As shown in the video above, Albon tried to go for a move on the inside of Magnussen at Club. Magnussen hit the inside kerb of the Vale chicane badly, which then threw him off the racing line, but mainly slowed him down. Since he had such a bad exit, Albon tried to make a move down the inside. Bet there was no space, and Albon collected the Haas car and sent Magnussen into the gravel trap and out of the race.

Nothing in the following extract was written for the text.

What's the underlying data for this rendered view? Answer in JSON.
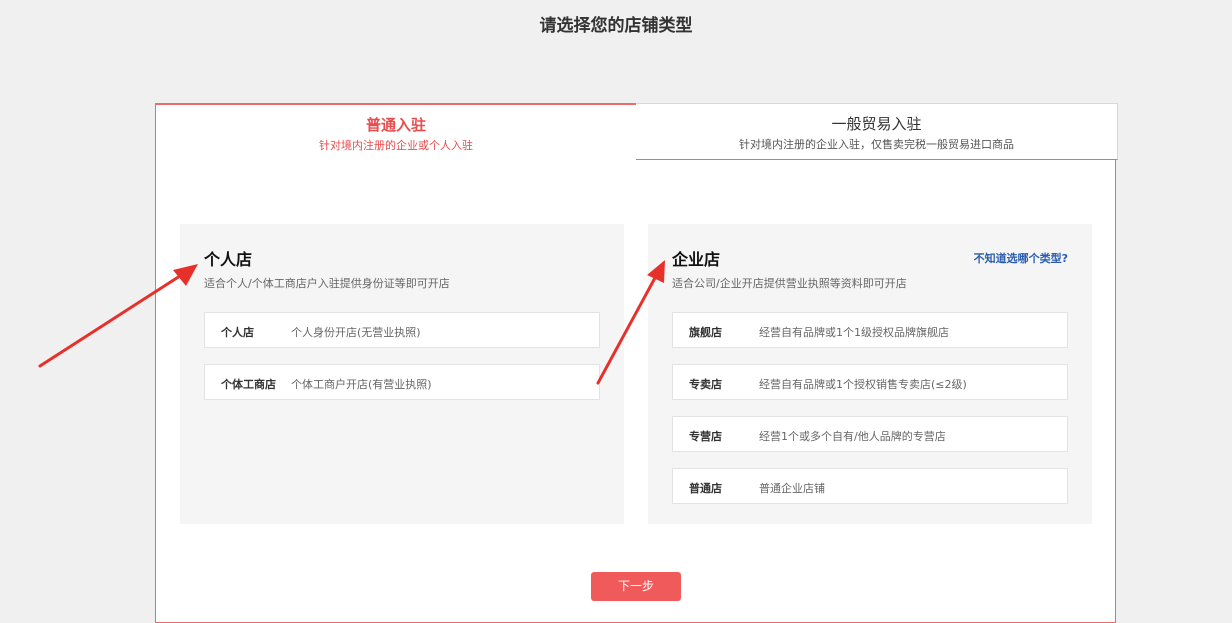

If you look at the video you will notice that there was space when Magnussen made the mistake coming out of Vale. Albon took that space and tried to overtake Magnussen. That space was always going to disappear because Magnussen had already started turning in for Club, so Albon’s move was evidently ambitious. The Race Stewards reviewed the video footage and then decided that Albon’s move was “too late”, and gave him a five-second time penalty. Albon served the penalty when he came in for his first pit-stop. This means he came into the pits, and the mechanics had to wait for 5 seconds. Then they could make the pitstop, and change Albon’s tires. The stewards also noted he appeared to try to pull out of the attempt to pass the Haas.
“The stewards reviewed video evidence and determined that Albon was predominantly
at fault for the collision at turn 18 [Club],” they explained.
“Passes at turn 18 are unusual and difficult to execute. While Albon appeared to be the faster car the Stewards determined that he attempted the pass too late and the gap on the inside of car 20 [Magnussen] was always going to diminish.
“It appeared that he attempted to back out of the pass at the last second. The stewards took into account that Magnussen had a slower exit from turn 17.”
Albon also received 2 penalty points on his Super License for the incident.
This incident is pretty controversial, as it is a racing incident, yet Albon was penalized. Many do agree that Albon shouldn’t have gone for that move down the inside. So it does seem logical that Albon had a penalty. After that, Albon had an exciting race. He made an amazing recovery drive, with punctures aiding him to bring home a P8 finish for the Red Bull driver. Albon’s teammate Max Verstappen finished in P2, which was a great finish, but could’ve been a win if he didn’t pit in to go for the fastest lap. Without the pitstop, Verstappen would’ve easily won the race after Hamilton’s puncture.
This is the end of the F1ntastic 2020 British Grand Prix Race Review. I really enjoyed writing about the British GP, and I hope you enjoyed reading about it. Stay safe, and stay on the lookout for new posts.